State Sen. Leland Yee told KQED’s Paul Lancour today that he is planning to introduce legislation to require people who manufacture guns on 3-D printers to undergo background checks. If that effort should fail, Yee said he then will attempt to have such weapons banned altogether.
“What I’m looking at right now is to ensure that any individual who is going to make a gun out of these 3-D printers go through a background check, just like any other individuals who purchase a gun,” Yee said.
Yee’s announcement mirrors efforts by legislators on a national level to regulate 3-D guns in the wake of a YouTube video demonstrating just how easily such weapons can be made. They require as few as 15 components that can all be built on 3-D printers.
“What is even more dangerous about these guns,” said Yee, “ is that because they are made out of polymer [they] in fact can go through a metal detector or an X-ray machine undetected.”
Yee’s initial focus on the background check issue also comes soon after the apparent failure on Capitol Hill to expand background checks on a national level. Those legislative efforts came after the school killings in Newtown, Conn., last December.
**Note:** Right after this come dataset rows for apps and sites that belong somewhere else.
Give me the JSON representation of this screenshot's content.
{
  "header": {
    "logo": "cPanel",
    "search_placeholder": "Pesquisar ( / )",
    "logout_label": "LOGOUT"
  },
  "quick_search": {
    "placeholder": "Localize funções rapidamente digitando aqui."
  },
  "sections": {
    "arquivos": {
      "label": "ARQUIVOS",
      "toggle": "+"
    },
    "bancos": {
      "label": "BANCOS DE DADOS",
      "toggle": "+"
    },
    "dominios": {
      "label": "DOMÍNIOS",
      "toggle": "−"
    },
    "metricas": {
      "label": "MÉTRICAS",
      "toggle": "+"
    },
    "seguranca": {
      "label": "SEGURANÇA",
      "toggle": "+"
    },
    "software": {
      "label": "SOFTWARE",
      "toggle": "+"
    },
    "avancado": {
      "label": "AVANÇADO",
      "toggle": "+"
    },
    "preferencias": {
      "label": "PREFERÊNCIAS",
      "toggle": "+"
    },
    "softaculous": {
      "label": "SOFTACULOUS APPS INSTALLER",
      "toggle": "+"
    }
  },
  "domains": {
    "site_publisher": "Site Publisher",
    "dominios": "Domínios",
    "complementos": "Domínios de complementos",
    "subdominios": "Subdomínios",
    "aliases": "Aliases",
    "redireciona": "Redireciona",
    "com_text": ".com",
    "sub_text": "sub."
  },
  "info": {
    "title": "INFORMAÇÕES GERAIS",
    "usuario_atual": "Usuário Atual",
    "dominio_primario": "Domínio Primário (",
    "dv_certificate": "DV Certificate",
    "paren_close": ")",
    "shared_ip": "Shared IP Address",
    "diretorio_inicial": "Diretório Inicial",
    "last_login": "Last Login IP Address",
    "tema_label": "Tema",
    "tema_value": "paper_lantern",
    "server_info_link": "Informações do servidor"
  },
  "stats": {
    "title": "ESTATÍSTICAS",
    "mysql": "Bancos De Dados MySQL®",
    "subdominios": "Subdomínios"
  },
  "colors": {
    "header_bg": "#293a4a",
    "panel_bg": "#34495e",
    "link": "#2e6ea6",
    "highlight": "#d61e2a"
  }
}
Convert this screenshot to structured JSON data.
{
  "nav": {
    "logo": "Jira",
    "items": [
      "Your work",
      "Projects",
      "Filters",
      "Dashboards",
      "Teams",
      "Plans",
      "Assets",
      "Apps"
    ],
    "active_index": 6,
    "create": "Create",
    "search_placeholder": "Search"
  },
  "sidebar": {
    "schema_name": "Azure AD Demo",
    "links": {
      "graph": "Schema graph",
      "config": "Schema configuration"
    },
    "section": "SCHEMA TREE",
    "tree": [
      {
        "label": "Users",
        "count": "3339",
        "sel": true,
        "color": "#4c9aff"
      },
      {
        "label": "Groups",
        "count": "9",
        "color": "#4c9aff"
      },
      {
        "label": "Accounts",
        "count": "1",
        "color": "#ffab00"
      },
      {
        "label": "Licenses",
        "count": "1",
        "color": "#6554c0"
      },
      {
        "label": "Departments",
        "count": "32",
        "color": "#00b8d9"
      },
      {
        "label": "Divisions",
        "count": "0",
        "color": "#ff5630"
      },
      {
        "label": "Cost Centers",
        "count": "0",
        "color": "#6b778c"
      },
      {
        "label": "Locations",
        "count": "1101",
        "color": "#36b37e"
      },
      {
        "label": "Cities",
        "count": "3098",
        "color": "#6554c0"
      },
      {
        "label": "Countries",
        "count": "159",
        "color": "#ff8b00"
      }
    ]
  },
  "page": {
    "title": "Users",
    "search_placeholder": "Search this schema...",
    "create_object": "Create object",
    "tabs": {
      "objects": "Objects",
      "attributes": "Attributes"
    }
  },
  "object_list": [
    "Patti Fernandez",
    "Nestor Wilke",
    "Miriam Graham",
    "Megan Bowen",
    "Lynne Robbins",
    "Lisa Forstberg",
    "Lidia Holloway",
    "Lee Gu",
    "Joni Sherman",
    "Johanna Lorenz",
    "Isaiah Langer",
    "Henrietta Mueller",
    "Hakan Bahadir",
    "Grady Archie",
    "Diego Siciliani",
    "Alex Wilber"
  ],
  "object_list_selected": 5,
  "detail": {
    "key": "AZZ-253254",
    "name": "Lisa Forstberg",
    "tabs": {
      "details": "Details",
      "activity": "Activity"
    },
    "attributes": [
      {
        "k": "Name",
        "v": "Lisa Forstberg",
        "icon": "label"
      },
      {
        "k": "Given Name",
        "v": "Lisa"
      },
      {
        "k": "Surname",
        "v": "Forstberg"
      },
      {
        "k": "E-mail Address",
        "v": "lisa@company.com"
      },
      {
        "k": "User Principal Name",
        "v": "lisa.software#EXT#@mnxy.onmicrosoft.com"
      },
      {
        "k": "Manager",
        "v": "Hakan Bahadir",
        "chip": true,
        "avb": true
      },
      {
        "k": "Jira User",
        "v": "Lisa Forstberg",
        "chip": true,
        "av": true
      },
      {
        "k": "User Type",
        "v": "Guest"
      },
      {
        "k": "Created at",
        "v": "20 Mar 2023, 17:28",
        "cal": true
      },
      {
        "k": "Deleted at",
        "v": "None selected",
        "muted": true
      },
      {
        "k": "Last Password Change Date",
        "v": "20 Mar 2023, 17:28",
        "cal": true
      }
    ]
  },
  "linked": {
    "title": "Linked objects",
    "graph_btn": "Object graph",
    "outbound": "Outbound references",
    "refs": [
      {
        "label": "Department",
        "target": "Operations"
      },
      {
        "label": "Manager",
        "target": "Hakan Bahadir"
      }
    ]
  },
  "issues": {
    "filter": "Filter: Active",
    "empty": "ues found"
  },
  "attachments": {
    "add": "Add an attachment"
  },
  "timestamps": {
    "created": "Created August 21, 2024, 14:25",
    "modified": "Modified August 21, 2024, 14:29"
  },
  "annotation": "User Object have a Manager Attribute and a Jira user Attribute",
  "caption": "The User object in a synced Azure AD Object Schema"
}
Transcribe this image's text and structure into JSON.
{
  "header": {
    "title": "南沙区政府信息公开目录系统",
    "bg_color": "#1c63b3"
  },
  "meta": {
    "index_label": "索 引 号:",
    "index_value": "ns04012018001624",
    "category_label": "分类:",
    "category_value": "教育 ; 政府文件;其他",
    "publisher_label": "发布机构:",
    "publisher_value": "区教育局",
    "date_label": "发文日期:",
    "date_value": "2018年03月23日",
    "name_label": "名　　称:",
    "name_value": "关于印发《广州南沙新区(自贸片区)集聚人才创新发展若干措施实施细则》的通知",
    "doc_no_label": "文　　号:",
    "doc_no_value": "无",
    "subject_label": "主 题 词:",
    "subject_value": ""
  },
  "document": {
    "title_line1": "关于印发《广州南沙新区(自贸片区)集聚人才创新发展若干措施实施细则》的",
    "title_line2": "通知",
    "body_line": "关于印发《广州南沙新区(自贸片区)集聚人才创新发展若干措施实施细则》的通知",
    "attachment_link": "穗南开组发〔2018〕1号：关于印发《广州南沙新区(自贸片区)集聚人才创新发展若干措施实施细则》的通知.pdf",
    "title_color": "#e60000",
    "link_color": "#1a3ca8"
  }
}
“Part of the reason we have background checks is to ensure that felons, criminals, are not going to have guns,” Yee said. “[And] that those individuals who have mental health issues are not going to have guns. And so now there is a gaping loophole to allow any individual to make a gun undetected, and the guns themselves are undetected. It’s going to create a tremendously unsafe situation for the rest of society.”